» **Work request**
Pictures excluded, copy every record that follows exactly as it appears.

Raw data Block Start

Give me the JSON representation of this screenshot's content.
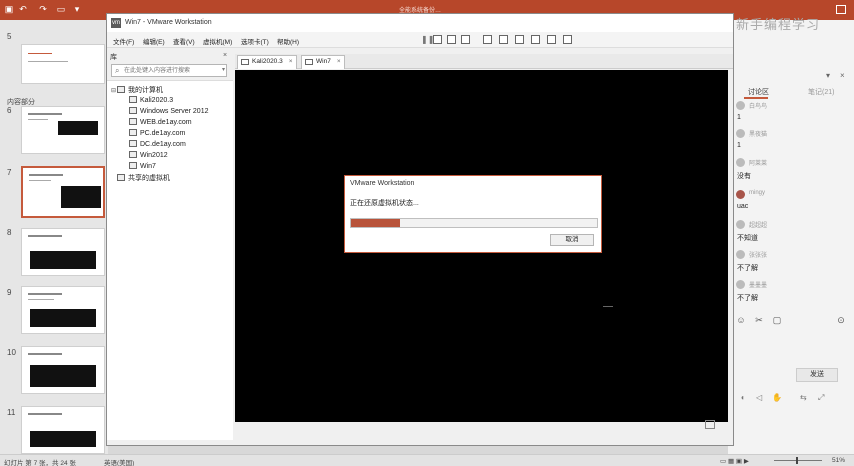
{
  "ppt": {
    "title": "全能系统备份…",
    "quick_access": [
      "save-icon",
      "undo-icon",
      "redo-icon",
      "slideshow-icon",
      "customize-icon"
    ],
    "section_label": "内容部分",
    "slide_numbers": [
      "5",
      "6",
      "7",
      "8",
      "9",
      "10",
      "11"
    ],
    "selected_slide": "7",
    "status": {
      "slide_info": "幻灯片 第 7 张，共 24 张",
      "language": "英语(美国)",
      "zoom": "51%"
    }
  },
  "side_panel": {
    "brand": "新手编程学习",
    "tabs": {
      "discuss": "讨论区",
      "notes": "笔记(21)"
    },
    "messages": [
      {
        "user": "白鸟鸟",
        "text": "1"
      },
      {
        "user": "黑夜猫",
        "text": "1"
      },
      {
        "user": "阿莱莱",
        "text": "没有"
      },
      {
        "user": "mingy",
        "text": "uac"
      },
      {
        "user": "超超超",
        "text": "不知道"
      },
      {
        "user": "张张张",
        "text": "不了解"
      },
      {
        "user": "墨墨墨",
        "text": "不了解"
      }
    ],
    "send_label": "发送"
  },
  "vmware": {
    "title": "Win7 - VMware Workstation",
    "menus": [
      "文件(F)",
      "编辑(E)",
      "查看(V)",
      "虚拟机(M)",
      "选项卡(T)",
      "帮助(H)"
    ],
    "library": {
      "title": "库",
      "search_placeholder": "在此处键入内容进行搜索",
      "root": "我的计算机",
      "vms": [
        "Kali2020.3",
        "Windows Server 2012",
        "WEB.de1ay.com",
        "PC.de1ay.com",
        "DC.de1ay.com",
        "Win2012",
        "Win7"
      ],
      "shared": "共享的虚拟机"
    },
    "tabs": [
      {
        "label": "Kali2020.3"
      },
      {
        "label": "Win7"
      }
    ],
    "dialog": {
      "title": "VMware Workstation",
      "message": "正在还原虚拟机状态...",
      "progress_percent": 20,
      "cancel_label": "取消"
    }
  }
}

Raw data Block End

» **Result of the exercise**
Give me the JSON representation of this screenshot's content.
{
  "ppt": {
    "title": "全能系统备份…",
    "quick_access": [
      "save-icon",
      "undo-icon",
      "redo-icon",
      "slideshow-icon",
      "customize-icon"
    ],
    "section_label": "内容部分",
    "slide_numbers": [
      "5",
      "6",
      "7",
      "8",
      "9",
      "10",
      "11"
    ],
    "selected_slide": "7",
    "status": {
      "slide_info": "幻灯片 第 7 张，共 24 张",
      "language": "英语(美国)",
      "zoom": "51%"
    }
  },
  "side_panel": {
    "brand": "新手编程学习",
    "tabs": {
      "discuss": "讨论区",
      "notes": "笔记(21)"
    },
    "messages": [
      {
        "user": "白鸟鸟",
        "text": "1"
      },
      {
        "user": "黑夜猫",
        "text": "1"
      },
      {
        "user": "阿莱莱",
        "text": "没有"
      },
      {
        "user": "mingy",
        "text": "uac"
      },
      {
        "user": "超超超",
        "text": "不知道"
      },
      {
        "user": "张张张",
        "text": "不了解"
      },
      {
        "user": "墨墨墨",
        "text": "不了解"
      }
    ],
    "send_label": "发送"
  },
  "vmware": {
    "title": "Win7 - VMware Workstation",
    "menus": [
      "文件(F)",
      "编辑(E)",
      "查看(V)",
      "虚拟机(M)",
      "选项卡(T)",
      "帮助(H)"
    ],
    "library": {
      "title": "库",
      "search_placeholder": "在此处键入内容进行搜索",
      "root": "我的计算机",
      "vms": [
        "Kali2020.3",
        "Windows Server 2012",
        "WEB.de1ay.com",
        "PC.de1ay.com",
        "DC.de1ay.com",
        "Win2012",
        "Win7"
      ],
      "shared": "共享的虚拟机"
    },
    "tabs": [
      {
        "label": "Kali2020.3"
      },
      {
        "label": "Win7"
      }
    ],
    "dialog": {
      "title": "VMware Workstation",
      "message": "正在还原虚拟机状态...",
      "progress_percent": 20,
      "cancel_label": "取消"
    }
  }
}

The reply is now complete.